How to navigate as a product leader in organizations where the product (discovery) is playing only a small role? Where e.g. the CMO or the COO is very dominant?
Marty talked about only 20% being companies with “missionaries” and 80% “mercenaries”. What do I as a product manager do if I happen to be in a “mercenaries” company? Walk away or try to influence/help the company to grow culturally?
How do I work with a CxO / line manager who doesn’t believe in the empowerment of the product team?
How do I change the perception of product management in my organization? From “serving the business” to being “empowered to serve the customers, in ways that meet the needs of the business.”
SPLSG focuses on “horizontal” product leadership. Based on the assumption there is a world-class team of product managers, the focus of the product leader is to understand how general management works. And -even more importantly- how to influence the course of their respective organizations. Read more about this here.We firmly believe that it is time to stand up and become respected leaders. Also outside our very own product management function.
SPLSG can help you with selecting the right candidate for your vacant product leadership role. Our partners are experienced in leading product teams and know very well what makes a good product leader.
We have a framework for the evaluation of applicants that helps organizations come to better decisions. On top of this, SPLSG partners can run interviews in person or remotely. Especially in situations where you don’t have your very own senior product leader to support you, you might need an external expert.
Please send us an Email in case you are interested in hearing more about this service.
If done right, a product manager sits at the source of the future success of their organization. They are the experts of customer needs . Focusing on customer problems is the start of identifying opportunities for growth.
A product leader is best suited to make an impact
Trying to move the needle on business impact is at the heart of a product manager’s responsibility. As a product manager, I am working full-time on becoming THE customer expert of my organization. My goal must be to become “a personified customer advocate.” I am able to advise how to turn those insights into concrete products and services. I influence the product portfolio and have tools and processes at hand that ensure a positive business impact of any feature built.
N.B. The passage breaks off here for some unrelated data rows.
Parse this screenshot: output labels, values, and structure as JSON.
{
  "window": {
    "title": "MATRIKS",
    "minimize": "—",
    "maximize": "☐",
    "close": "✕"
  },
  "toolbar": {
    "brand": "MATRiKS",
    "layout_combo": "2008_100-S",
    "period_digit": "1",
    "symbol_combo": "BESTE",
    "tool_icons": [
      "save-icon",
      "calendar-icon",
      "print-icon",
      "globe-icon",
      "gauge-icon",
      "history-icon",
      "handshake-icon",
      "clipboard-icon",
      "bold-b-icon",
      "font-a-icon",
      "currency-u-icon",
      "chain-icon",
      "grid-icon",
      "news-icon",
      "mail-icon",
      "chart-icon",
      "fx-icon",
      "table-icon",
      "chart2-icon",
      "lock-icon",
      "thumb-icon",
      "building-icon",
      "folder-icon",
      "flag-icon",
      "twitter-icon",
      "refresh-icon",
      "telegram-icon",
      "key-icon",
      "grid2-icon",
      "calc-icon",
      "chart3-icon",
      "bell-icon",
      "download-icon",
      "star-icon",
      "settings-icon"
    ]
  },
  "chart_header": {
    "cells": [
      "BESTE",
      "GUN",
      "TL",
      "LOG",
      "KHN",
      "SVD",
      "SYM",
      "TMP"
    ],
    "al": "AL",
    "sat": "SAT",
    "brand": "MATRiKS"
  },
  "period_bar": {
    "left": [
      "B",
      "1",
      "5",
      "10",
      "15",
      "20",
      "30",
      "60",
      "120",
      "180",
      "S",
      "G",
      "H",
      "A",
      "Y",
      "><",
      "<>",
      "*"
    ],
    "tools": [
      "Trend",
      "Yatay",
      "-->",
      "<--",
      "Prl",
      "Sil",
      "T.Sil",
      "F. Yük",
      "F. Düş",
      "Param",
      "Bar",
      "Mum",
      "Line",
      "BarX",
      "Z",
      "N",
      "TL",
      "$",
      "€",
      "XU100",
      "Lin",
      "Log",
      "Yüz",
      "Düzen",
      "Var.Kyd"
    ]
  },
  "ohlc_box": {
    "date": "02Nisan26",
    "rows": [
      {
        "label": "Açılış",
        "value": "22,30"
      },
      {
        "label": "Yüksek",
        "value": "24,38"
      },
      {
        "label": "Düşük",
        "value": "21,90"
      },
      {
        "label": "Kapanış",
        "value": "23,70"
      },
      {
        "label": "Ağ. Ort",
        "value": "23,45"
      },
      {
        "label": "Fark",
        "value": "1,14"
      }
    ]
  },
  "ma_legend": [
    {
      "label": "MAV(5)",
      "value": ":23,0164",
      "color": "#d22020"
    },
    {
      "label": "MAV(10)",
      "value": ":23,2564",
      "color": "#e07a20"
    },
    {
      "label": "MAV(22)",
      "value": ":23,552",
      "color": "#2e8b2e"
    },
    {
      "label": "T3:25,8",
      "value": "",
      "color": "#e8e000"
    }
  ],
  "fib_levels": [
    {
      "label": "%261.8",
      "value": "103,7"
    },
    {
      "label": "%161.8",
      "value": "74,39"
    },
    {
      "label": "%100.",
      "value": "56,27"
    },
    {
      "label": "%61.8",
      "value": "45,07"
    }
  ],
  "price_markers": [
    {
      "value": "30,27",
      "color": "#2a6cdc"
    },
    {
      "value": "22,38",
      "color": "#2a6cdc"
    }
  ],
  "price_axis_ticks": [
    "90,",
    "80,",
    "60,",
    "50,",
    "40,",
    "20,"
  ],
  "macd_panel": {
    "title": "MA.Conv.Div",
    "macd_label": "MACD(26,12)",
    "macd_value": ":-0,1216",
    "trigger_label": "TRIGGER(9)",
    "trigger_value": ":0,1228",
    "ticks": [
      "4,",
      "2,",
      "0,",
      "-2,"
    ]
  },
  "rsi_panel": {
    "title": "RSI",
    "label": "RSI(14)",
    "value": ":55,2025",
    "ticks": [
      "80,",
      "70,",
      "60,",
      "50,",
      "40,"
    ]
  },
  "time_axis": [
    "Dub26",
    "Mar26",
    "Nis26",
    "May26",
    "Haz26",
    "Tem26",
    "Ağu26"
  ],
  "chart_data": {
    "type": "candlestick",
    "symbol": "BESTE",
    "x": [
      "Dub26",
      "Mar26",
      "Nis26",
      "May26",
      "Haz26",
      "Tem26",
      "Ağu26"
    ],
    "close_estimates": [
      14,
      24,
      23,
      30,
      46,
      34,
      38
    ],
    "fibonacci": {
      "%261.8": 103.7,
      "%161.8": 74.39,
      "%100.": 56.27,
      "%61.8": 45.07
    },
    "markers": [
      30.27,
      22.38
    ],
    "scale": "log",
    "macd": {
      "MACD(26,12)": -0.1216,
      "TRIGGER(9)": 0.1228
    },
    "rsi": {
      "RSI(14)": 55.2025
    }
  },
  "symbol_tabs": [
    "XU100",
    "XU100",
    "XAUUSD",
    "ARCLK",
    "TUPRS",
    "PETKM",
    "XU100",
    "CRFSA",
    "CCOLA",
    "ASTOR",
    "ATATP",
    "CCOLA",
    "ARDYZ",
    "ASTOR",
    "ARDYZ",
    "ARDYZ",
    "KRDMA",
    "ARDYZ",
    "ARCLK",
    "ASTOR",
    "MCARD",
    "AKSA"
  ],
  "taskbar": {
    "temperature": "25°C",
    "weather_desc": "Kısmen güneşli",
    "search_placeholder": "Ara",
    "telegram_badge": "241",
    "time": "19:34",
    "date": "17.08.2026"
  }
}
Customer centricity means those closest to customer need to influence the direction (and not those with the manager job title)
Being close to customers is by no means the privilege of a manager nor even of the CEO. As a product leader, I must insist on having direct access to my customers. Don’t let the CEO tell you: “We have done extensive customer research. Better read that instead of wasting your time with repeating that exercise. In case of doubt, I can give you my opinion.” (And I swear you, this is what I have been told by one of my past CEOs who doesn’t want to be quoted here publicly.)
Most importantly, you must not let you be pushed into thinking about solutions to early. Or – even worse- let management dictate the features you are supposed to build. You must gain the authority to say “no” it if is justified in customer insight. Product managers are in a pole position for this. They have learned how to systematically approach the challenge of customer understanding. They know all about lean UX and therefore know how to effectively come to a solution for a given customer problem.
Being close to customer needs is a constant source for innovation
Product leaders know the problem space inside out. They also know very well the technical capabilities of their organizations. Over time they develop an acumen what is feasible with a reasonable level of investment. But they also know when a customer problem is really worth tackling. Good product leaders bring “invention” and “businessvalue” together and create “innovation.”